Imagine a city with no traffic-related fatalities. It's the goal of 'Vision Zero' to do exactly that in the city of Cleveland.
The action plan is seeing positive results in cities like New York which reports a reduction in traffic-related fatalities since Vision Zero was rolled out three years ago.
In Ohio, there were more than 1,000 traffic deaths last year. Nationwide, the number skyrockets to 40,000. Most of those accidents were preventable.
"What is the acceptable number of traffic deaths," asks Andy Young, a truck safety attorney in Cleveland. "How many fatalities are acceptable."
Young says if you consider family, there is no acceptable number other than zero.
In the past month, members of Mayor Frank Jackson's staff, Cleveland police, safety experts and city council leaders have been meeting in private to discuss Vision Zero. Councilman Matt Zone says he plans to make a formal announcement next month that Cleveland will become a Vision Zero city.
"We're going to have very methodical hearings focused on various sectors. Transportation. Vehicles. Enforcement, Education. All of that comes into play," said Zone.
Vision Zero looks at traffic crashes as preventable incidents that can be systematically addressed.

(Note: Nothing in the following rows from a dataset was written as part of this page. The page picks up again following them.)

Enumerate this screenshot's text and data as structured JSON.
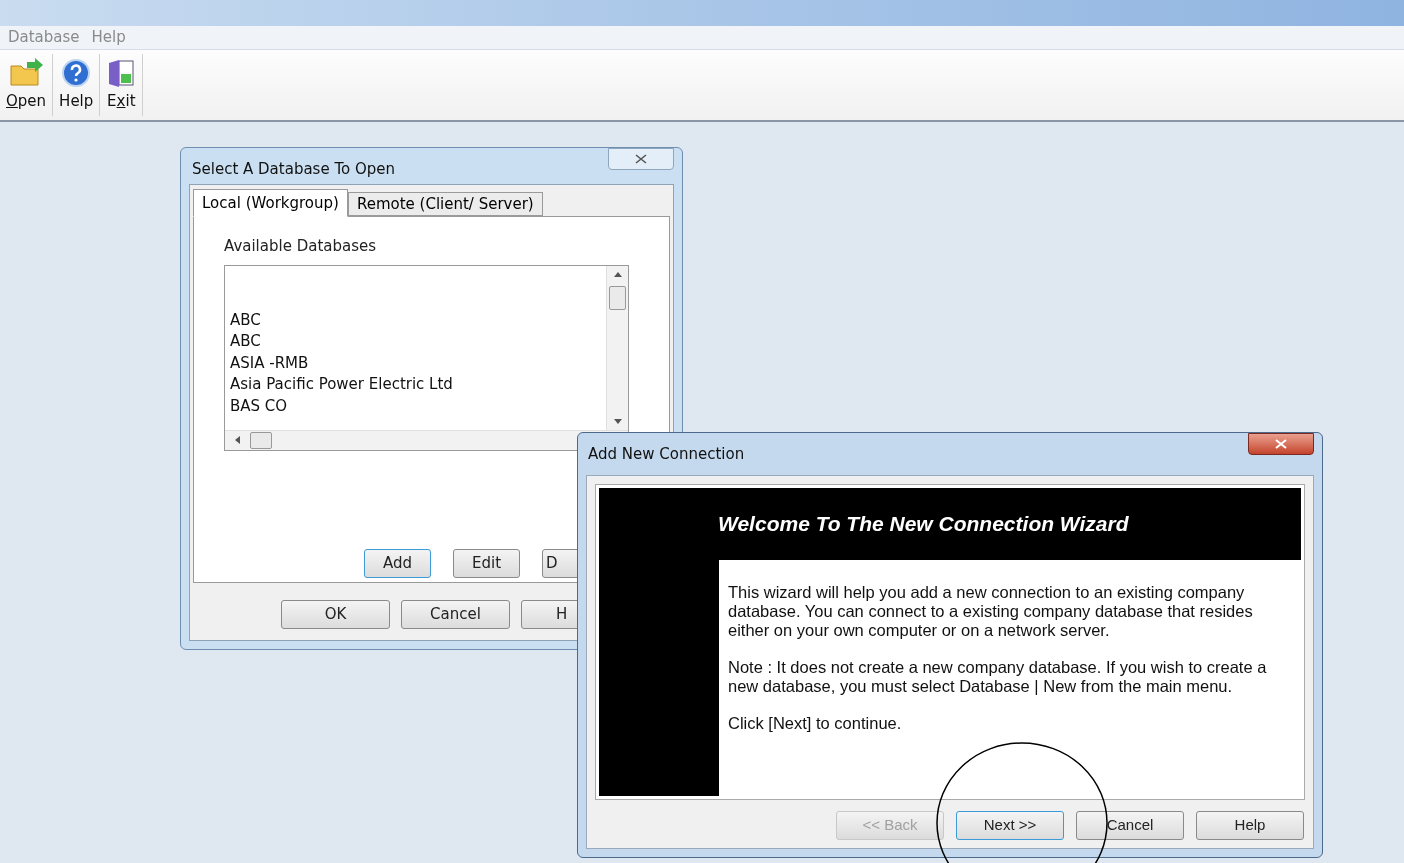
{
  "menu": [
    "Database",
    "Help"
  ],
  "toolbar": [
    {
      "kind": "open",
      "label": "Open"
    },
    {
      "kind": "help",
      "label": "Help"
    },
    {
      "kind": "exit",
      "label": "Exit"
    }
  ],
  "select_dialog": {
    "title": "Select A  Database To Open",
    "tabs": [
      {
        "label": "Local (Workgroup)",
        "selected": true
      },
      {
        "label": "Remote (Client/ Server)",
        "selected": false
      }
    ],
    "list_label": "Available Databases",
    "databases": [
      "ABC",
      "ABC",
      "ASIA -RMB",
      "Asia Pacific Power Electric Ltd",
      "BAS CO"
    ],
    "list_buttons": [
      {
        "label": "Add",
        "focused": true
      },
      {
        "label": "Edit",
        "focused": false
      },
      {
        "label": "D",
        "focused": false
      }
    ],
    "buttons": [
      "OK",
      "Cancel",
      "H"
    ]
  },
  "wizard": {
    "title": "Add New Connection",
    "heading": "Welcome To The New Connection Wizard",
    "paragraphs": [
      "This wizard will help you add a new connection to an existing company database. You can connect to a existing company database that resides  either on your own computer or on a network server.",
      "Note : It does not create a new company database. If you wish to create a new database, you must select Database | New from the main menu.",
      "Click [Next] to continue."
    ],
    "buttons": [
      {
        "label": "<< Back",
        "disabled": true,
        "focused": false
      },
      {
        "label": "Next >>",
        "disabled": false,
        "focused": true
      },
      {
        "label": "Cancel",
        "disabled": false,
        "focused": false
      },
      {
        "label": "Help",
        "disabled": false,
        "focused": false
      }
    ]
  }
}
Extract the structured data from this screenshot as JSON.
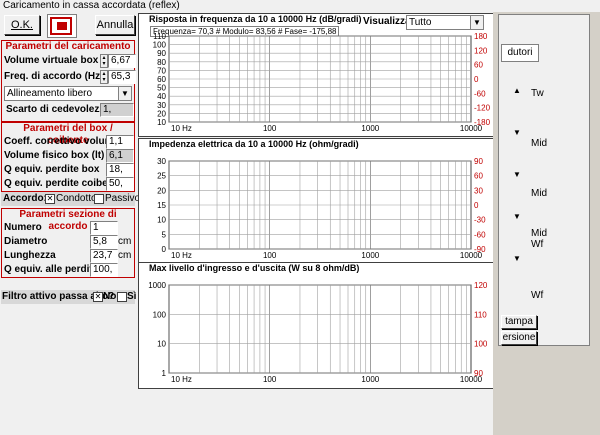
{
  "window": {
    "title": "Caricamento in cassa accordata (reflex)"
  },
  "toolbar": {
    "ok_label": "O.K.",
    "cancel_label": "Annulla"
  },
  "load_params": {
    "title": "Parametri del caricamento",
    "volume_label": "Volume virtuale box (lt)",
    "volume_value": "6,67",
    "freq_label": "Freq. di accordo (Hz)",
    "freq_value": "65,3",
    "alignment_value": "Allineamento libero",
    "discard_label": "Scarto di cedevolezza",
    "discard_value": "1,"
  },
  "box_params": {
    "title": "Parametri del box / coibente",
    "corr_label": "Coeff. correttivo volume",
    "corr_value": "1,1",
    "phys_label": "Volume fisico box (lt)",
    "phys_value": "6,1",
    "qbox_label": "Q equiv. perdite box",
    "qbox_value": "18,",
    "qcoib_label": "Q equiv. perdite coibente",
    "qcoib_value": "50,"
  },
  "tuning": {
    "label": "Accordo:",
    "conduct_label": "Condotto",
    "passive_label": "Passivo"
  },
  "tuning_params": {
    "title": "Parametri sezione di accordo",
    "num_label": "Numero",
    "num_value": "1",
    "diam_label": "Diametro",
    "diam_value": "5,8",
    "diam_unit": "cm",
    "len_label": "Lunghezza",
    "len_value": "23,7",
    "len_unit": "cm",
    "q_label": "Q equiv. alle perdite",
    "q_value": "100,"
  },
  "filter": {
    "label": "Filtro attivo passa alto?",
    "no_label": "No",
    "yes_label": "Sì"
  },
  "charts": {
    "freq": {
      "title": "Risposta in frequenza da 10 a 10000 Hz (dB/gradi)",
      "readout": "Frequenza= 70,3 # Modulo= 83,56 # Fase= -175,88",
      "view_label": "Visualizza",
      "view_value": "Tutto",
      "left_ticks": [
        "110",
        "100",
        "90",
        "80",
        "70",
        "60",
        "50",
        "40",
        "30",
        "20",
        "10"
      ],
      "right_ticks": [
        "180",
        "120",
        "60",
        "0",
        "-60",
        "-120",
        "-180"
      ],
      "x_ticks": [
        "10 Hz",
        "100",
        "1000",
        "10000"
      ]
    },
    "imp": {
      "title": "Impedenza elettrica da 10 a 10000 Hz (ohm/gradi)",
      "left_ticks": [
        "30",
        "25",
        "20",
        "15",
        "10",
        "5",
        "0"
      ],
      "right_ticks": [
        "90",
        "60",
        "30",
        "0",
        "-30",
        "-60",
        "-90"
      ],
      "x_ticks": [
        "10 Hz",
        "100",
        "1000",
        "10000"
      ]
    },
    "level": {
      "title": "Max livello d'ingresso e d'uscita (W su 8 ohm/dB)",
      "left_ticks": [
        "1000",
        "100",
        "10",
        "1"
      ],
      "right_ticks": [
        "120",
        "110",
        "100",
        "90"
      ],
      "x_ticks": [
        "10 Hz",
        "100",
        "1000",
        "10000"
      ]
    }
  },
  "right_panel": {
    "tab_label": "dutori",
    "items": [
      "Tw",
      "Mid",
      "Mid",
      "Mid Wf",
      "Wf"
    ],
    "stamp_label": "tampa",
    "version_label": "ersione"
  }
}
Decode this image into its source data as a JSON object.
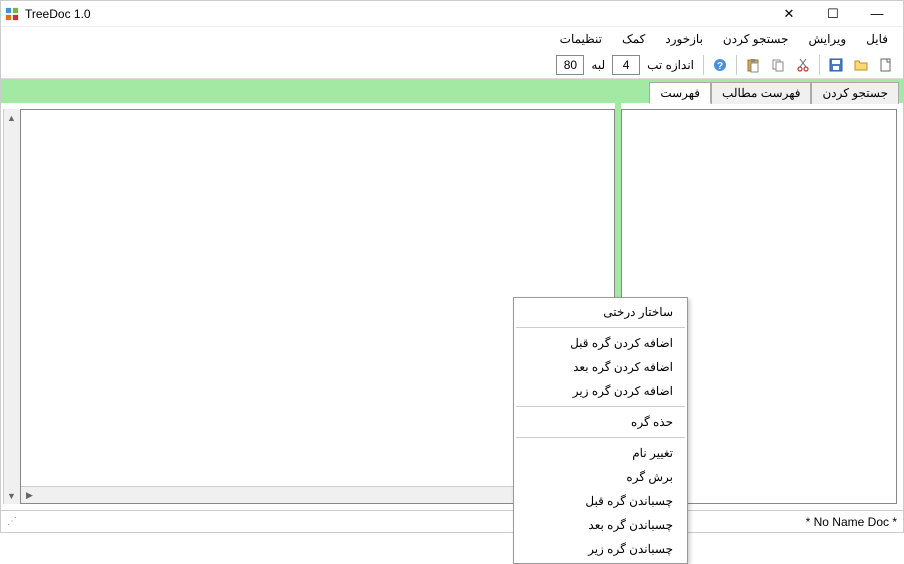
{
  "title": "TreeDoc 1.0",
  "menu": [
    "فایل",
    "ویرایش",
    "جستجو کردن",
    "بازخورد",
    "کمک",
    "تنظیمات"
  ],
  "toolbar": {
    "tabsize_label": "اندازه تب",
    "tabsize_value": "4",
    "edge_label": "لبه",
    "edge_value": "80"
  },
  "tabs": [
    "جستجو کردن",
    "فهرست مطالب",
    "فهرست"
  ],
  "active_tab": 2,
  "context": [
    {
      "t": "item",
      "label": "ساختار درختی"
    },
    {
      "t": "sep"
    },
    {
      "t": "item",
      "label": "اضافه کردن گره قبل"
    },
    {
      "t": "item",
      "label": "اضافه کردن گره بعد"
    },
    {
      "t": "item",
      "label": "اضافه کردن گره زیر"
    },
    {
      "t": "sep"
    },
    {
      "t": "item",
      "label": "حذه گره"
    },
    {
      "t": "sep"
    },
    {
      "t": "item",
      "label": "تغییر نام"
    },
    {
      "t": "item",
      "label": "برش گره"
    },
    {
      "t": "item",
      "label": "چسباندن گره قبل"
    },
    {
      "t": "item",
      "label": "چسباندن گره بعد"
    },
    {
      "t": "item",
      "label": "چسباندن گره زیر"
    }
  ],
  "status": "* No Name Doc *"
}
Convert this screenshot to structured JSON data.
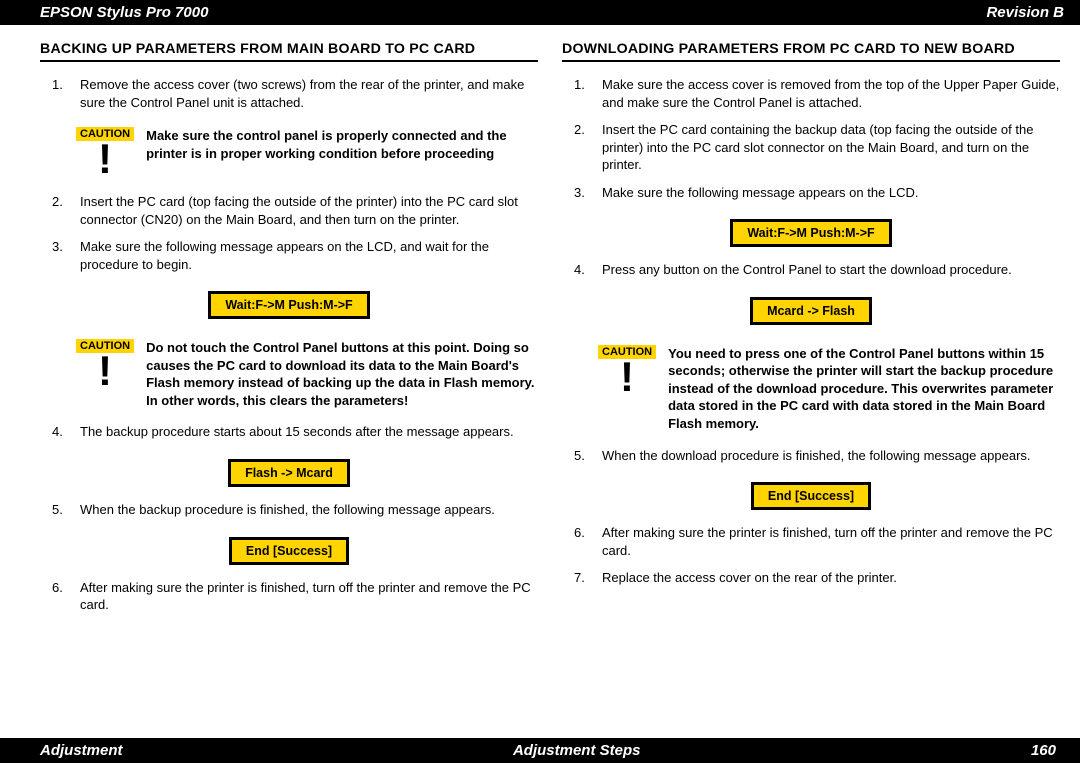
{
  "header": {
    "left": "EPSON Stylus Pro 7000",
    "right": "Revision B"
  },
  "footer": {
    "left": "Adjustment",
    "center": "Adjustment Steps",
    "right": "160"
  },
  "left": {
    "title": "BACKING UP PARAMETERS FROM MAIN BOARD TO PC CARD",
    "step1_num": "1.",
    "step1": "Remove the access cover (two screws) from the rear of the printer, and make sure the Control Panel unit is attached.",
    "caution1_label": "CAUTION",
    "caution1": "Make sure the control panel is properly connected and the printer is in proper working condition before proceeding",
    "step2_num": "2.",
    "step2": "Insert the PC card (top facing the outside of the printer) into the PC card slot connector (CN20) on the Main Board, and then turn on the printer.",
    "step3_num": "3.",
    "step3": "Make sure the following message appears on the LCD, and wait for the procedure to begin.",
    "lcd1": "Wait:F->M Push:M->F",
    "caution2_label": "CAUTION",
    "caution2": "Do not touch the Control Panel buttons at this point. Doing so causes the PC card to download its data to the Main Board's Flash memory instead of backing up the data in Flash memory. In other words, this clears the parameters!",
    "step4_num": "4.",
    "step4": "The backup procedure starts about 15 seconds after the message appears.",
    "lcd2": "Flash -> Mcard",
    "step5_num": "5.",
    "step5": "When the backup procedure is finished, the following message appears.",
    "lcd3": "End [Success]",
    "step6_num": "6.",
    "step6": "After making sure the printer is finished, turn off the printer and remove the PC card."
  },
  "right": {
    "title": "DOWNLOADING PARAMETERS FROM PC CARD TO NEW BOARD",
    "step1_num": "1.",
    "step1": "Make sure the access cover is removed from the top of the Upper Paper Guide, and make sure the Control Panel is attached.",
    "step2_num": "2.",
    "step2": "Insert the PC card containing the backup data (top facing the outside of the printer) into the PC card slot connector on the Main Board, and turn on the printer.",
    "step3_num": "3.",
    "step3": "Make sure the following message appears on the LCD.",
    "lcd1": "Wait:F->M Push:M->F",
    "step4_num": "4.",
    "step4": "Press any button on the Control Panel to start the download procedure.",
    "lcd2": "Mcard -> Flash",
    "caution_label": "CAUTION",
    "caution": "You need to press one of the Control Panel buttons within 15 seconds; otherwise the printer will start the backup procedure instead of the download procedure. This overwrites parameter data stored in the PC card with data stored in the Main Board Flash memory.",
    "step5_num": "5.",
    "step5": "When the download procedure is finished, the following message appears.",
    "lcd3": "End [Success]",
    "step6_num": "6.",
    "step6": "After making sure the printer is finished, turn off the printer and remove the PC card.",
    "step7_num": "7.",
    "step7": "Replace the access cover on the rear of the printer."
  }
}
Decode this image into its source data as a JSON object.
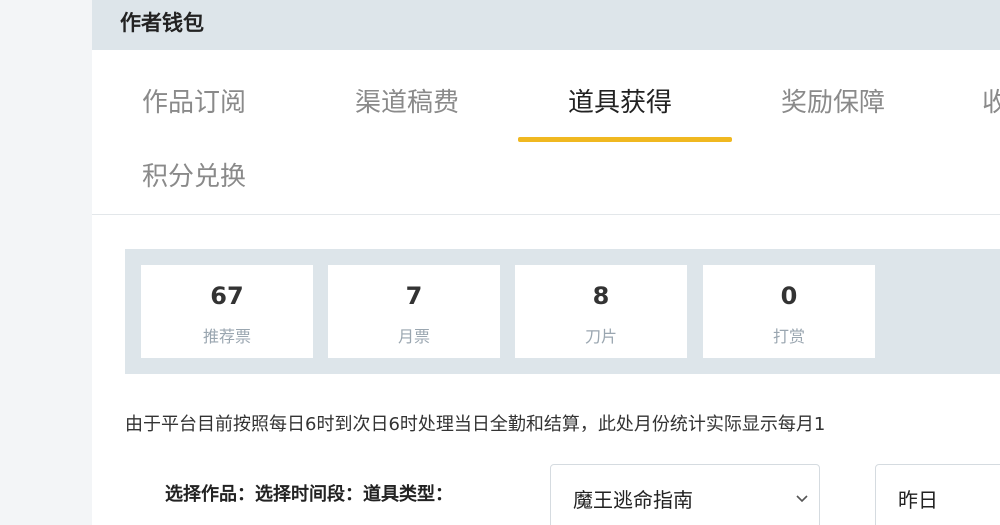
{
  "header": {
    "title": "作者钱包"
  },
  "tabs": [
    {
      "label": "作品订阅",
      "active": false
    },
    {
      "label": "渠道稿费",
      "active": false
    },
    {
      "label": "道具获得",
      "active": true
    },
    {
      "label": "奖励保障",
      "active": false
    },
    {
      "label": "收",
      "active": false
    },
    {
      "label": "积分兑换",
      "active": false
    }
  ],
  "stats": [
    {
      "value": "67",
      "label": "推荐票"
    },
    {
      "value": "7",
      "label": "月票"
    },
    {
      "value": "8",
      "label": "刀片"
    },
    {
      "value": "0",
      "label": "打赏"
    }
  ],
  "notice": "由于平台目前按照每日6时到次日6时处理当日全勤和结算，此处月份统计实际显示每月1",
  "filters": {
    "label": "选择作品：选择时间段：道具类型：",
    "work_select": {
      "value": "魔王逃命指南",
      "icon": "chevron-down-icon"
    },
    "time_select": {
      "value": "昨日"
    }
  },
  "colors": {
    "accent": "#f0b820",
    "header_bg": "#dde5ea"
  }
}
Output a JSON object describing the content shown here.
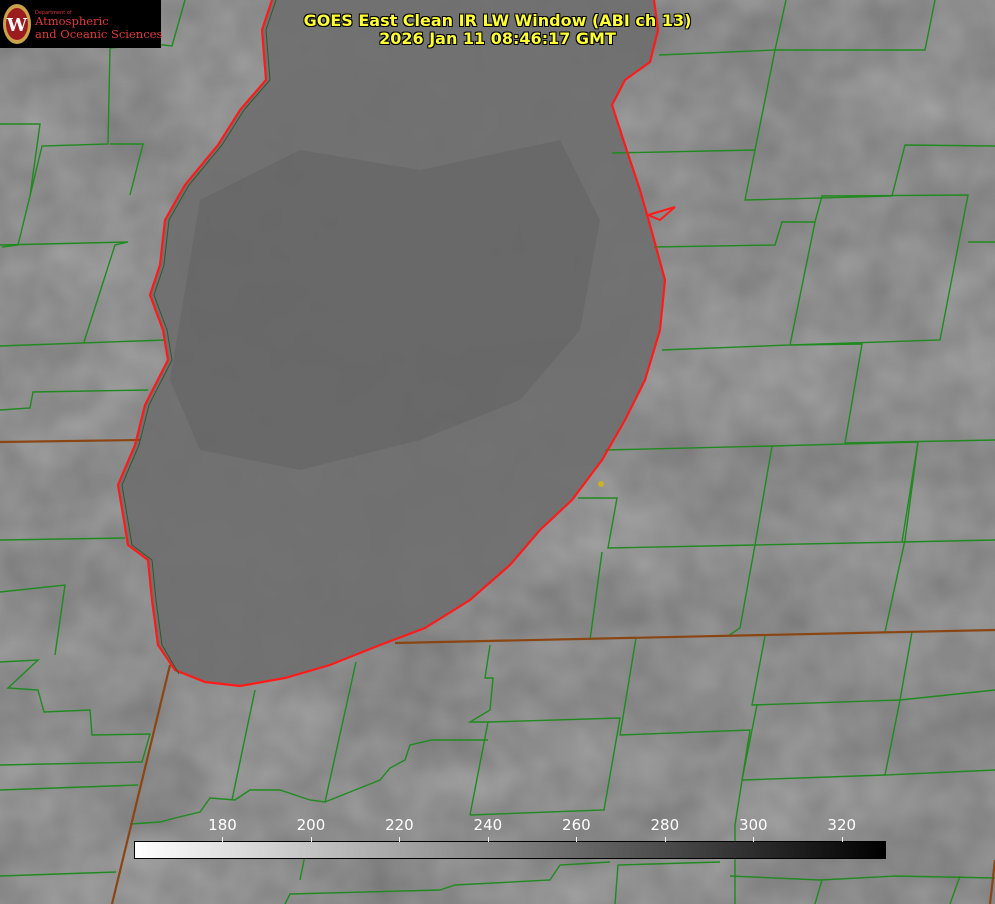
{
  "title": {
    "line1": "GOES East Clean IR LW Window (ABI ch 13)",
    "line2": "2026 Jan 11 08:46:17 GMT"
  },
  "logo": {
    "dept_small": "Department of",
    "line1": "Atmospheric",
    "line2": "and Oceanic Sciences",
    "seal_letter": "W",
    "seal_color": "#9b1b1f"
  },
  "colorbar": {
    "unit_range": [
      160,
      330
    ],
    "ticks": [
      {
        "value": 180,
        "label": "180"
      },
      {
        "value": 200,
        "label": "200"
      },
      {
        "value": 220,
        "label": "220"
      },
      {
        "value": 240,
        "label": "240"
      },
      {
        "value": 260,
        "label": "260"
      },
      {
        "value": 280,
        "label": "280"
      },
      {
        "value": 300,
        "label": "300"
      },
      {
        "value": 320,
        "label": "320"
      }
    ],
    "start_color": "#ffffff",
    "end_color": "#000000"
  },
  "colors": {
    "county_lines": "#1f8a1f",
    "coastline": "#ff1a1a",
    "state_border": "#8b4513",
    "title_text": "#ffff33",
    "city_marker": "#c9b22a"
  }
}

Things like bike lanes, reduced speed limits, stiffer penalties for texting and driving, increased enforcement of moving violations and safer street designs. There's even talk in Cleveland about installing side guard protection on the city's large water department trucks to prevent underride crashes.
Zone says the goal of Vision Zero may take a couple decades to reach, but he feels strongly that's it's a realistic objective if the community is committed to preventing deaths and improving road safety.
"I'm looking forward to the day when we can say in the city of Cleveland, we've had zero fatalities," Zone said.
When the city of New York released its Vision Zero plan in 2014, it outlined 63 separate initiatives that the Mayor's Office and a number of city agencies carried out. They included: making high-visibility crosswalks the standard crosswalk citywide, upgrades to at least 20 key cycling intersections, and lighting upgrades at 1,000 intersections.
New York's mayor said the status quo was no longer acceptable and that the city will use every tool at its disposal to improve the safety of city streets.
In Cleveland, expect a big announcement in January followed by public hearings and a public campaign to end traffic deaths.
"When you're talking about human behaviors causing these crashes and these crashes are preventable, then zero is the only number," Young said.